Fern-leaf and potato-leaf are recessive to S. habrochaites type leaves.
joseph is offline   Reply With Quote
Old October 15, 2016   #44
korney19
Buffalo-Niagara Tomato TasteFest™ Co-Founder
 
korney19's Avatar
 
Join Date: Aug 2006
Location: The Niagara Frontier
Posts: 865
Default

Anybody else have problems accessing page 4?
korney19 is offline   Reply With Quote
Old October 15, 2016   #45
LDiane
Tomatovillian™
 
Join Date: Feb 2013
Location: Victoria B.C. Canada
Posts: 200
Default

Yes. When I am on page 3 and click on 4 or >, page 3 reloads.

When I hover my cursor over 4, it does say that page 4 offers messages 46 to 49.

Odd. Now the message numbers on this page have changed.
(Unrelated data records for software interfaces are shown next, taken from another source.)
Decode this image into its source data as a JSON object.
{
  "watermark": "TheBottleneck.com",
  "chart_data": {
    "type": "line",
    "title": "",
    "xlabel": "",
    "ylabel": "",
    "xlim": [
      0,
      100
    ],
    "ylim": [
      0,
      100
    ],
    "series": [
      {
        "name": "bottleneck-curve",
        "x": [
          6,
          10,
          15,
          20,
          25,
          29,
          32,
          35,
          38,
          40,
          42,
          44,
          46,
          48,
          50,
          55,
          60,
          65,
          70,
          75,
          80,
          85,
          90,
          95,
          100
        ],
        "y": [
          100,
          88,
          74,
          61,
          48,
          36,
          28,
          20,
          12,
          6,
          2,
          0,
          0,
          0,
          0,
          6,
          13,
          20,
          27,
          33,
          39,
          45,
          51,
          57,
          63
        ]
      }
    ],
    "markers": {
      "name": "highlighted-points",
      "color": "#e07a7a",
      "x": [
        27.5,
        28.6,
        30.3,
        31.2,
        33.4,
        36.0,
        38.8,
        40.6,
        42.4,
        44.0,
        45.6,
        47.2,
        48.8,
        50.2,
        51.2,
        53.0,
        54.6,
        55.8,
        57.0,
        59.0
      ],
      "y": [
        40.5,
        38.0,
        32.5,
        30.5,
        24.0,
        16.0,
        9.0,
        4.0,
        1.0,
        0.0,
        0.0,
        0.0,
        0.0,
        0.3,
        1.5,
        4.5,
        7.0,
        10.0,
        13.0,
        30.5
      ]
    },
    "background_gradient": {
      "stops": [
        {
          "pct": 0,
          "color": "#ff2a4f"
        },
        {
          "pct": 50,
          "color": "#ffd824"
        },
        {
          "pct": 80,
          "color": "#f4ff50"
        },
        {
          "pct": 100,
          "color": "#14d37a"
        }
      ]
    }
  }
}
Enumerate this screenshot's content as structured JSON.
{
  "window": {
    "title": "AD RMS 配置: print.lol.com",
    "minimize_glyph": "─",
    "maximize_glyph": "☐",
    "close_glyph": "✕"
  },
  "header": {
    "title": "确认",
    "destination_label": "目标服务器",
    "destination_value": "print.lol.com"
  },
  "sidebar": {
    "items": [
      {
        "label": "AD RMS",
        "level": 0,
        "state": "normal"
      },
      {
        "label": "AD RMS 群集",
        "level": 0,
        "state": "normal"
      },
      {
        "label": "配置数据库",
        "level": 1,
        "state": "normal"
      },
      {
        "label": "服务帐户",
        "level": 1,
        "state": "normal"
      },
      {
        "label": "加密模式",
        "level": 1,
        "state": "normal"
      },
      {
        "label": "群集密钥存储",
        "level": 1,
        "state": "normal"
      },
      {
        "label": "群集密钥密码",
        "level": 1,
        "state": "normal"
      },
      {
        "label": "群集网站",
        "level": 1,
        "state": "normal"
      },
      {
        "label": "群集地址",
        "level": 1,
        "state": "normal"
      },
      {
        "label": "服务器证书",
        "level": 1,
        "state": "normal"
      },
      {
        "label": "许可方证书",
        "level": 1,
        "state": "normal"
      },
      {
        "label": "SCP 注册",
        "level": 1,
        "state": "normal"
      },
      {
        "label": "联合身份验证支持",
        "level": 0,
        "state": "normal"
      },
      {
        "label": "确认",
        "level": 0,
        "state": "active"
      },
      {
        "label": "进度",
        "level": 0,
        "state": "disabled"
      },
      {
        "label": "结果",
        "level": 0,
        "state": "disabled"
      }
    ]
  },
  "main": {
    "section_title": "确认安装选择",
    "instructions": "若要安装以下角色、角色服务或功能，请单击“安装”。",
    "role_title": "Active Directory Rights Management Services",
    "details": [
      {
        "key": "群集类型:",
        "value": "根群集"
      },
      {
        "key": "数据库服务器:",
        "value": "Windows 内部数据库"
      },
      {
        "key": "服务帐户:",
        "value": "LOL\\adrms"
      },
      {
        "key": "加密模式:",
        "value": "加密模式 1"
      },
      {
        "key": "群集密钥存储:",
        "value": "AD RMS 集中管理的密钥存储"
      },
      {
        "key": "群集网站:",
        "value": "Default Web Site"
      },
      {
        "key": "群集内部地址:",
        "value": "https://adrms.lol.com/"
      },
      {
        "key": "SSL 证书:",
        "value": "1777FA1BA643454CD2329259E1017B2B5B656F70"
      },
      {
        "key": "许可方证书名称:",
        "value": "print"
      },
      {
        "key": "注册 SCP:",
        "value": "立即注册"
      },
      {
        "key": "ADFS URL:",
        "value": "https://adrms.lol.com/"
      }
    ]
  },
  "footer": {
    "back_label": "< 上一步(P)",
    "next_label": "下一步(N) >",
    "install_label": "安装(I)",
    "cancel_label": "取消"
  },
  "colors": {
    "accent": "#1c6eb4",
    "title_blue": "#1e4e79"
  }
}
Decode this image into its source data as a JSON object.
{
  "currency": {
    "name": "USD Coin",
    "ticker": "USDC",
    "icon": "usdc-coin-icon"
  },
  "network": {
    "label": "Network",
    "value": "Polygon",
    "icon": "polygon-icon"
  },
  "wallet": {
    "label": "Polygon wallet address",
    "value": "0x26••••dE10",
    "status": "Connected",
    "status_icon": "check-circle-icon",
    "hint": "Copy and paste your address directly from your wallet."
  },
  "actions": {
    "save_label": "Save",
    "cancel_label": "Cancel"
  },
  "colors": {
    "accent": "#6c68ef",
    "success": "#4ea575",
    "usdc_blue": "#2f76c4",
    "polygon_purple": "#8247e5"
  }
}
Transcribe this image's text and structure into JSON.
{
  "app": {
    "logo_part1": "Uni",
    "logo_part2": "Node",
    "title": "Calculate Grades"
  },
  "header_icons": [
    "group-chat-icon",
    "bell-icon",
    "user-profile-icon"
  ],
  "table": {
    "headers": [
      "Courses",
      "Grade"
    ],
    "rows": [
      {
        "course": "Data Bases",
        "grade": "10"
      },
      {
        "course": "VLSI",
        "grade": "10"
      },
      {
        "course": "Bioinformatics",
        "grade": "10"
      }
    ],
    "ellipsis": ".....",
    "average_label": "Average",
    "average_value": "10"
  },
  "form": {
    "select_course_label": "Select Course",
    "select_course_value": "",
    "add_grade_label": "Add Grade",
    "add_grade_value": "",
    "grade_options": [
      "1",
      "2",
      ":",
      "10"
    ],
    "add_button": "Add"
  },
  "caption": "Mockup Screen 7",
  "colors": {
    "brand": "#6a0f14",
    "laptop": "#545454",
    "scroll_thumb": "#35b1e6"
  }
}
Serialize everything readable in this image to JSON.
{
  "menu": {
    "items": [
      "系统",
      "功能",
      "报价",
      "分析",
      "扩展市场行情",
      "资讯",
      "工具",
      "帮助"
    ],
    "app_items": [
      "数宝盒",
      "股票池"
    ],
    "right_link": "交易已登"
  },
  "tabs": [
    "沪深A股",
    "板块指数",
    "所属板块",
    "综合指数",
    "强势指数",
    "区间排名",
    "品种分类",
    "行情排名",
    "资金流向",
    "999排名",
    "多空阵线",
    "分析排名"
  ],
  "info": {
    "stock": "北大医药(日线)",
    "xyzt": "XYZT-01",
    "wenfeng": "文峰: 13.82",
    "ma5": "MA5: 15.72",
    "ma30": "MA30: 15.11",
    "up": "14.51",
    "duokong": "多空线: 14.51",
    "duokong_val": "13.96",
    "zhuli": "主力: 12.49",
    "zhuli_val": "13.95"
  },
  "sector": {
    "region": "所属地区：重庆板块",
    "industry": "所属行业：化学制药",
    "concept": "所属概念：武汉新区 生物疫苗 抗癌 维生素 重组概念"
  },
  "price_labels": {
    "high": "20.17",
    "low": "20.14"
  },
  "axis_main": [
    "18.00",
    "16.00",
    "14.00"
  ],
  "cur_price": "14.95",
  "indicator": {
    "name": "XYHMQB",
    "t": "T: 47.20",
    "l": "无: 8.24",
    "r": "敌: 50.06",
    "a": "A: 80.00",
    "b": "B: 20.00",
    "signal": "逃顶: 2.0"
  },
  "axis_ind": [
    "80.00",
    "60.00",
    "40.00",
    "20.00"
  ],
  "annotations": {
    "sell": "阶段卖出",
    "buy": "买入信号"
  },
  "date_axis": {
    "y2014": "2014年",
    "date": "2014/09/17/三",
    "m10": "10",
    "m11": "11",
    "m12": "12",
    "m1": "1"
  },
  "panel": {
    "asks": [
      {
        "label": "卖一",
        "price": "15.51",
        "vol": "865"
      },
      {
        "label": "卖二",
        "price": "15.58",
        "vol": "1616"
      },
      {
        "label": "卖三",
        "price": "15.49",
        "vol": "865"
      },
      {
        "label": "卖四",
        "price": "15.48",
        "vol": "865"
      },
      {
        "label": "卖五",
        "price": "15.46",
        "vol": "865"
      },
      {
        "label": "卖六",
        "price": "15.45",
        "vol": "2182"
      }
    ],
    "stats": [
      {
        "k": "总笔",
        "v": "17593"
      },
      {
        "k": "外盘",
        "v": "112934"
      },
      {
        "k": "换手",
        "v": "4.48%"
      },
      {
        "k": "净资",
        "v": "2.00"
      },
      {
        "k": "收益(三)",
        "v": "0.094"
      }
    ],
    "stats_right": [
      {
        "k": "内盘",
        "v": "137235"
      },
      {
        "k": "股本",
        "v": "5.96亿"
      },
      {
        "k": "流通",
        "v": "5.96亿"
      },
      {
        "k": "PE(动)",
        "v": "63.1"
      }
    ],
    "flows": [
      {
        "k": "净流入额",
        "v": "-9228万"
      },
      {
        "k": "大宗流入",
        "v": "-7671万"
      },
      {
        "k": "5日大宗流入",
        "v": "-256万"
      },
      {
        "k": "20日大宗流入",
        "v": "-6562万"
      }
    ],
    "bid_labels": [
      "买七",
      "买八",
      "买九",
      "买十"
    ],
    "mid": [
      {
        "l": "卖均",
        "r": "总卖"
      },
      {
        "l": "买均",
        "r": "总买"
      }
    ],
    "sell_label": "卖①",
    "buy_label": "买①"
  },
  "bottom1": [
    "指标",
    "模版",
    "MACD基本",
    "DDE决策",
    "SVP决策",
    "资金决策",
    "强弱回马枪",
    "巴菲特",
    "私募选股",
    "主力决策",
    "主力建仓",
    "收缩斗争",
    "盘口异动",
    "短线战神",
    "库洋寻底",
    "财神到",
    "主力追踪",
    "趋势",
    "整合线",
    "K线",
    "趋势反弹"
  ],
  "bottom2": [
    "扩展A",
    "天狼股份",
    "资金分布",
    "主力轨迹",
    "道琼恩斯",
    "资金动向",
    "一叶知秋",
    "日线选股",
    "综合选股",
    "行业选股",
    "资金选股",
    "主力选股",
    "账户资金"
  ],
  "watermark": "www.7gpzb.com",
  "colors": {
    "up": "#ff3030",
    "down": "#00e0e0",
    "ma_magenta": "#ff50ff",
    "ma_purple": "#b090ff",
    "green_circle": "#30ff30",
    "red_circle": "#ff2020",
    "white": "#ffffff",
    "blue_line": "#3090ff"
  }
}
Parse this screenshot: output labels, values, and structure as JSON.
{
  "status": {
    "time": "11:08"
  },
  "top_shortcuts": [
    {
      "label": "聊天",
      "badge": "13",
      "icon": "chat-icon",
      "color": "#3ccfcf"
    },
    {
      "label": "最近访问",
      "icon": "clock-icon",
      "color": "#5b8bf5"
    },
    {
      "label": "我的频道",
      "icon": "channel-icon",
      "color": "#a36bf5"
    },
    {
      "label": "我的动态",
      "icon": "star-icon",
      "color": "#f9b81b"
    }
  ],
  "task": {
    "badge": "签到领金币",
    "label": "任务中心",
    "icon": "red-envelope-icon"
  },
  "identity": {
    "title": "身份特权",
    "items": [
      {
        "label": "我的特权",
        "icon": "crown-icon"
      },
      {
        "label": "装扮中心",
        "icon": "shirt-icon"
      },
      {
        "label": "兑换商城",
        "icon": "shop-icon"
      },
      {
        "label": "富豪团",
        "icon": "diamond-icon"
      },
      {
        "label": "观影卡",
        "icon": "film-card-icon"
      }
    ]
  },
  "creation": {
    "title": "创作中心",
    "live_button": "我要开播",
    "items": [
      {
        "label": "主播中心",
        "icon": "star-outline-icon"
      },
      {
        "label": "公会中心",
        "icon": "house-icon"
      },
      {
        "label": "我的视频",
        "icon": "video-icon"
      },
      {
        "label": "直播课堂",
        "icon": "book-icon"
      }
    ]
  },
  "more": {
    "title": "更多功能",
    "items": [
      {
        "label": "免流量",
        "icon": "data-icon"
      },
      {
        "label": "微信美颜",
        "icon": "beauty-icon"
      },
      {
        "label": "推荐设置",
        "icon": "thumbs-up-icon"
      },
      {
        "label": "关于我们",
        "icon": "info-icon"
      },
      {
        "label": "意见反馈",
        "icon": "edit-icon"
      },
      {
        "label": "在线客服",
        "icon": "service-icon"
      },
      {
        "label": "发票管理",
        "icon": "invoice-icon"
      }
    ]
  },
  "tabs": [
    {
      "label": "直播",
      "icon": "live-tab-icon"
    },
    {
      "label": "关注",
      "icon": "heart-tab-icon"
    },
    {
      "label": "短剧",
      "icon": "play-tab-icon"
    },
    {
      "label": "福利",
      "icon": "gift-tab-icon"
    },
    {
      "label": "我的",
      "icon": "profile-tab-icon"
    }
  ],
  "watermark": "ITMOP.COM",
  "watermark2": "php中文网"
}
This was #41, and now it is #45. Maybe I'll be able to access page 4 now .

Last edited by LDiane; October 15, 2016 at 03:41 PM. Reason: message numbers changed
LDiane is offline   Reply With Quote
Reply

Thread Tools
Display Modes

Posting Rules
You may not post new threads
You may not post replies
You may not post attachments
You may not edit your posts

BB code is On
Smilies are On
[IMG] code is On
HTML code is Off

Forum Jump


All times are GMT -4. The time now is 05:01 AM.


★ Tomatoville® is a registered trademark of Commerce Holdings, LLC ★ All Content ©2017 Commerce Holdings, LLC ★